**What the exercise asks**
Could you write out the records below exactly, without omitting a line?

**Records provided**
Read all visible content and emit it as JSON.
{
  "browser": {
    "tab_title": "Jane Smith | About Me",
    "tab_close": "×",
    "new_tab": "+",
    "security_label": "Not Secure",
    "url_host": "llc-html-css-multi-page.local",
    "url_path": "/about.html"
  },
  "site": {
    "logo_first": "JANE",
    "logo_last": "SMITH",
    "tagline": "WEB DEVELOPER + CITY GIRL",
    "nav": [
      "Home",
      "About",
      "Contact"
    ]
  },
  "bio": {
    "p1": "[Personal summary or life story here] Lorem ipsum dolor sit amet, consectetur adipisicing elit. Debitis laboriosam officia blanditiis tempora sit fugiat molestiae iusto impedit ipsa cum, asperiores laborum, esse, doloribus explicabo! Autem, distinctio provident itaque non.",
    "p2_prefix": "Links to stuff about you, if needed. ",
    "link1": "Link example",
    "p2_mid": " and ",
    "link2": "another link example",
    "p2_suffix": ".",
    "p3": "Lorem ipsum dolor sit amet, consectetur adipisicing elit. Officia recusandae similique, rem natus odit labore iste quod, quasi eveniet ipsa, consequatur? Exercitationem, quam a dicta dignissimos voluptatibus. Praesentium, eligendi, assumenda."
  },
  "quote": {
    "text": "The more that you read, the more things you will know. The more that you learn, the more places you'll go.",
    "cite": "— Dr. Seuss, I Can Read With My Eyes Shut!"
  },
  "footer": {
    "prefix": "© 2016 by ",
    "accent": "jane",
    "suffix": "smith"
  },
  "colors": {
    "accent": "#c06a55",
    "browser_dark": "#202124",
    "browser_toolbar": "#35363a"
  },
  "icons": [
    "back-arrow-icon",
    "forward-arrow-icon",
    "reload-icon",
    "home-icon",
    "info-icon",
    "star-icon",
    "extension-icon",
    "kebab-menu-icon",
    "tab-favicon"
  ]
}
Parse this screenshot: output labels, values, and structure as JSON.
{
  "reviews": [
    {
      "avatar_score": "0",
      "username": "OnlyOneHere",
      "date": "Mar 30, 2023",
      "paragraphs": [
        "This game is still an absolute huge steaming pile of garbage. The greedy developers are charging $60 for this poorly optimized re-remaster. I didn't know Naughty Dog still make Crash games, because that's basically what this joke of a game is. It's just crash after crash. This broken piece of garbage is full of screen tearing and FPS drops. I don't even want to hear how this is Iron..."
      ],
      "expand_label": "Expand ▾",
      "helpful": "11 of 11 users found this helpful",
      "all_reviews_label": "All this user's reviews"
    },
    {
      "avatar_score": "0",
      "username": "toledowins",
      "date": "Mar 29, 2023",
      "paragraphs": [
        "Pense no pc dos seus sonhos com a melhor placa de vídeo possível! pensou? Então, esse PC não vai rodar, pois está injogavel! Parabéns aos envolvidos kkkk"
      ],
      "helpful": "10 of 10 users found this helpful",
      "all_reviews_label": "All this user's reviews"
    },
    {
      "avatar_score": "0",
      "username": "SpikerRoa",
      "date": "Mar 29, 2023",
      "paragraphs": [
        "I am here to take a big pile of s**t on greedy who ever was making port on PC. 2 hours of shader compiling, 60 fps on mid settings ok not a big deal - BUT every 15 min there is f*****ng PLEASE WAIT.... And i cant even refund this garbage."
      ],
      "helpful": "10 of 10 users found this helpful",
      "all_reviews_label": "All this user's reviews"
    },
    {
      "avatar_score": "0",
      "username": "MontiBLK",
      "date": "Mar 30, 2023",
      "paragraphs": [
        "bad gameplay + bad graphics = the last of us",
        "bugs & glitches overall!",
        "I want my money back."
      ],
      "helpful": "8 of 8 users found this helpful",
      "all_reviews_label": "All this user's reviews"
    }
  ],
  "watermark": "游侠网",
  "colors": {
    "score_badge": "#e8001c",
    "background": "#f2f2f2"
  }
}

**Worked solution**
Read all visible content and emit it as JSON.
{
  "browser": {
    "tab_title": "Jane Smith | About Me",
    "tab_close": "×",
    "new_tab": "+",
    "security_label": "Not Secure",
    "url_host": "llc-html-css-multi-page.local",
    "url_path": "/about.html"
  },
  "site": {
    "logo_first": "JANE",
    "logo_last": "SMITH",
    "tagline": "WEB DEVELOPER + CITY GIRL",
    "nav": [
      "Home",
      "About",
      "Contact"
    ]
  },
  "bio": {
    "p1": "[Personal summary or life story here] Lorem ipsum dolor sit amet, consectetur adipisicing elit. Debitis laboriosam officia blanditiis tempora sit fugiat molestiae iusto impedit ipsa cum, asperiores laborum, esse, doloribus explicabo! Autem, distinctio provident itaque non.",
    "p2_prefix": "Links to stuff about you, if needed. ",
    "link1": "Link example",
    "p2_mid": " and ",
    "link2": "another link example",
    "p2_suffix": ".",
    "p3": "Lorem ipsum dolor sit amet, consectetur adipisicing elit. Officia recusandae similique, rem natus odit labore iste quod, quasi eveniet ipsa, consequatur? Exercitationem, quam a dicta dignissimos voluptatibus. Praesentium, eligendi, assumenda."
  },
  "quote": {
    "text": "The more that you read, the more things you will know. The more that you learn, the more places you'll go.",
    "cite": "— Dr. Seuss, I Can Read With My Eyes Shut!"
  },
  "footer": {
    "prefix": "© 2016 by ",
    "accent": "jane",
    "suffix": "smith"
  },
  "colors": {
    "accent": "#c06a55",
    "browser_dark": "#202124",
    "browser_toolbar": "#35363a"
  },
  "icons": [
    "back-arrow-icon",
    "forward-arrow-icon",
    "reload-icon",
    "home-icon",
    "info-icon",
    "star-icon",
    "extension-icon",
    "kebab-menu-icon",
    "tab-favicon"
  ]
}
Parse this screenshot: output labels, values, and structure as JSON.
{
  "reviews": [
    {
      "avatar_score": "0",
      "username": "OnlyOneHere",
      "date": "Mar 30, 2023",
      "paragraphs": [
        "This game is still an absolute huge steaming pile of garbage. The greedy developers are charging $60 for this poorly optimized re-remaster. I didn't know Naughty Dog still make Crash games, because that's basically what this joke of a game is. It's just crash after crash. This broken piece of garbage is full of screen tearing and FPS drops. I don't even want to hear how this is Iron..."
      ],
      "expand_label": "Expand ▾",
      "helpful": "11 of 11 users found this helpful",
      "all_reviews_label": "All this user's reviews"
    },
    {
      "avatar_score": "0",
      "username": "toledowins",
      "date": "Mar 29, 2023",
      "paragraphs": [
        "Pense no pc dos seus sonhos com a melhor placa de vídeo possível! pensou? Então, esse PC não vai rodar, pois está injogavel! Parabéns aos envolvidos kkkk"
      ],
      "helpful": "10 of 10 users found this helpful",
      "all_reviews_label": "All this user's reviews"
    },
    {
      "avatar_score": "0",
      "username": "SpikerRoa",
      "date": "Mar 29, 2023",
      "paragraphs": [
        "I am here to take a big pile of s**t on greedy who ever was making port on PC. 2 hours of shader compiling, 60 fps on mid settings ok not a big deal - BUT every 15 min there is f*****ng PLEASE WAIT.... And i cant even refund this garbage."
      ],
      "helpful": "10 of 10 users found this helpful",
      "all_reviews_label": "All this user's reviews"
    },
    {
      "avatar_score": "0",
      "username": "MontiBLK",
      "date": "Mar 30, 2023",
      "paragraphs": [
        "bad gameplay + bad graphics = the last of us",
        "bugs & glitches overall!",
        "I want my money back."
      ],
      "helpful": "8 of 8 users found this helpful",
      "all_reviews_label": "All this user's reviews"
    }
  ],
  "watermark": "游侠网",
  "colors": {
    "score_badge": "#e8001c",
    "background": "#f2f2f2"
  }
}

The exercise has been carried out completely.